4. Misuse of words. Abati said a certain newspaper columnist habitually excoriates President Jonathan "as if he writes solely to entertain an imaginable political audience." The word imaginable is used wrongly in the sentence. He meant to write "imaginary political audience." Imaginable means conceivable, capable of being thought of or believed, in the realm of possibility, etc. E.g. "It is imaginable that Reuben Abati knows he is an object of ridicule in Nigerian progressive circles." Or "Abati invoked every imaginable falsehood to defend his boss." Imaginary, on the other hand, means that which exists only in the imagination, i.e., something that is unreal. Abati clearly meant that the writer he is railing against imagines himself to be entertaining an audience that doesn't exist in reality.
Then he wrote about "discreditable lies" when he meant to write "discredited lies." There is a difference between "discreditable" and "discredited." Discreditable means blameworthy, tending to bring disrepute, as in: "discreditable behavior." When applied to truth claims or theories, "discredited" means debunked, disproved, exposed, discarded, etc. Abati apparently intended to say that the "lies" told about his boss have been found to be untrue, thus "discredited."
5. Abuse of literary terms. Although Abati likes to boast about getting his PhD in Theater Arts from the University of Ibadan in the space of two years at the age of 24 - and about getting a First Class degree in the same discipline from the University of Calabar - he shows such a poor understanding of basic literary terminologies, his violence against metaphors being a prime example of this.

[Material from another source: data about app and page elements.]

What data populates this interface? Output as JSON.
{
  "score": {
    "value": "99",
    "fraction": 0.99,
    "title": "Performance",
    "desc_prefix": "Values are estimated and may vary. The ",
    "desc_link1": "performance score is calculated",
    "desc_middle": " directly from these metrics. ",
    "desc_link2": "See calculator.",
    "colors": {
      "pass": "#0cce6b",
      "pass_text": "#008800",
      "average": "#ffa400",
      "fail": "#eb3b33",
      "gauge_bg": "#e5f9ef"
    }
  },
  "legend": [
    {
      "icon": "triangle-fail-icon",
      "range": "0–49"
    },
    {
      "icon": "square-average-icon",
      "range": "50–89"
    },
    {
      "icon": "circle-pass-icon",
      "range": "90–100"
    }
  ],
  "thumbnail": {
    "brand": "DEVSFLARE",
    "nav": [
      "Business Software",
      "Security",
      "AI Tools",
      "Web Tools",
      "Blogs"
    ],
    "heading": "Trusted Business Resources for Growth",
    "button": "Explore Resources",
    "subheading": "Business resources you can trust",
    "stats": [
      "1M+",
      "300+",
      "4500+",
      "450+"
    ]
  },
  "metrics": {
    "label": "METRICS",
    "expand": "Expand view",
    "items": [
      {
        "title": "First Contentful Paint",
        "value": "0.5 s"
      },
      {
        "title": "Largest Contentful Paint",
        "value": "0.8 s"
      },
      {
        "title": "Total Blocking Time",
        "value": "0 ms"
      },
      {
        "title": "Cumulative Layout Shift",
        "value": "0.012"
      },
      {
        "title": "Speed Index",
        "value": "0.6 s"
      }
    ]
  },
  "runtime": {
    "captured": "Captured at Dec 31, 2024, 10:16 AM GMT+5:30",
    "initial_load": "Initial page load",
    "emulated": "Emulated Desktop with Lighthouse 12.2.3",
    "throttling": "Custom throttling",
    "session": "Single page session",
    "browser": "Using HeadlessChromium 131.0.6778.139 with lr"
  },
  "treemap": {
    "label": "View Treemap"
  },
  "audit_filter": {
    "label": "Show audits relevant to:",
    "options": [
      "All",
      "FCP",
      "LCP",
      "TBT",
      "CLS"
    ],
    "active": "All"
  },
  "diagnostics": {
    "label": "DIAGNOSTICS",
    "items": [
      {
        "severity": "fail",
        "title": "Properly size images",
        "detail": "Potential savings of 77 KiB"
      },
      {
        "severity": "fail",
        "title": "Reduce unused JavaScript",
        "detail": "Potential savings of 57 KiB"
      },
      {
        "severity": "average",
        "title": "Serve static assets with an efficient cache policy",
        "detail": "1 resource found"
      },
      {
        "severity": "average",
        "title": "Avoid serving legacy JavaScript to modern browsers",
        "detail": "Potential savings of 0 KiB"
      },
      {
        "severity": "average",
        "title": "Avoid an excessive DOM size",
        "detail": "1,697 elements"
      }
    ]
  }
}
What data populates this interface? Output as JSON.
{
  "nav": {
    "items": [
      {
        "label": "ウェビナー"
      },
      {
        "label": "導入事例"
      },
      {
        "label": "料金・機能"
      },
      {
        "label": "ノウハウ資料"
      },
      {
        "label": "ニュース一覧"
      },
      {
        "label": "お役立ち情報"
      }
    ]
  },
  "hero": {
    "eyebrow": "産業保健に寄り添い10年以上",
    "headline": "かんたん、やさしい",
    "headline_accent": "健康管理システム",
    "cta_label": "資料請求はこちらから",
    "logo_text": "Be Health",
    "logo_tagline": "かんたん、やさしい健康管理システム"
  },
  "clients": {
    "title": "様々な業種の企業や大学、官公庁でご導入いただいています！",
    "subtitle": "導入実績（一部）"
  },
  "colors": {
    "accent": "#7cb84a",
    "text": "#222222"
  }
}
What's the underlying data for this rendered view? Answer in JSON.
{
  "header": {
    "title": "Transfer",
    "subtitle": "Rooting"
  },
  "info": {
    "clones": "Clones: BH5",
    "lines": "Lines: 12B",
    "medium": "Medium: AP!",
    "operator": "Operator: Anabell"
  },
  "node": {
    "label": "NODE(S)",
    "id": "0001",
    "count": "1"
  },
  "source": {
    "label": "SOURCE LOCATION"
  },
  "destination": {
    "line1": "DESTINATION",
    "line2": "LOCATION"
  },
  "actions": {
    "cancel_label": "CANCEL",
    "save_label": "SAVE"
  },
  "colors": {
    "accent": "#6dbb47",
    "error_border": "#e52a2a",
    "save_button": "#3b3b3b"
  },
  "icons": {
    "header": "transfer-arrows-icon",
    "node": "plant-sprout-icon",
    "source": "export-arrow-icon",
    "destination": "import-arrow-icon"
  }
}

But he did more than inflict violence on metaphors; he also clearly doesn't know what the phrase "play on words" means, nor does he have a clue what figure of speech the Shakespearean expression "lend me your ears" belongs to.
"Perhaps if these writers had enough sense of literary appreciation I might even go further and play on words and like Mark Antony to the Roman crowd, ask them to lend me their ears as I outline the tangible progress Nigeria has made under President Jonathan, but I fear that they may interpret my words literally: without the understanding that it is a figure of speech and therefore go to town with the headline that I want to cannibalize their ears!" Abati wrote.
Well, the Shakespearean expression "lend me your ears" isn't a "play on words"; it's properly called a metonymy. A metonymy is a figure of speech that substitutes the name of an attribute or feature for the name of the thing itself. E.g. "heads" for human beings, "crown" for kings, name of an author for his or her works (as in: I'm studying Achebe), "Aso Rock" for the Nigerian presidency, "grave" for death, "ear" for attention, hence "lend me your ears," etc.
A play on words, or wordplay, is the deliberate contortion of words or phrases for amusement or for literary effect. Examples of word play are puns (about which I wrote some weeks back), spoonerisms (i.e., the deliberate mixing up of initial consonants in a pair of words for humorous effect, such as saying "I'm flabberwhelmed and overgasted" instead of the usual "I'm overwhelmed and flabbergasted"), etc.
Abati would definitely benefit from a refresher course in basic grammar and figures of speech.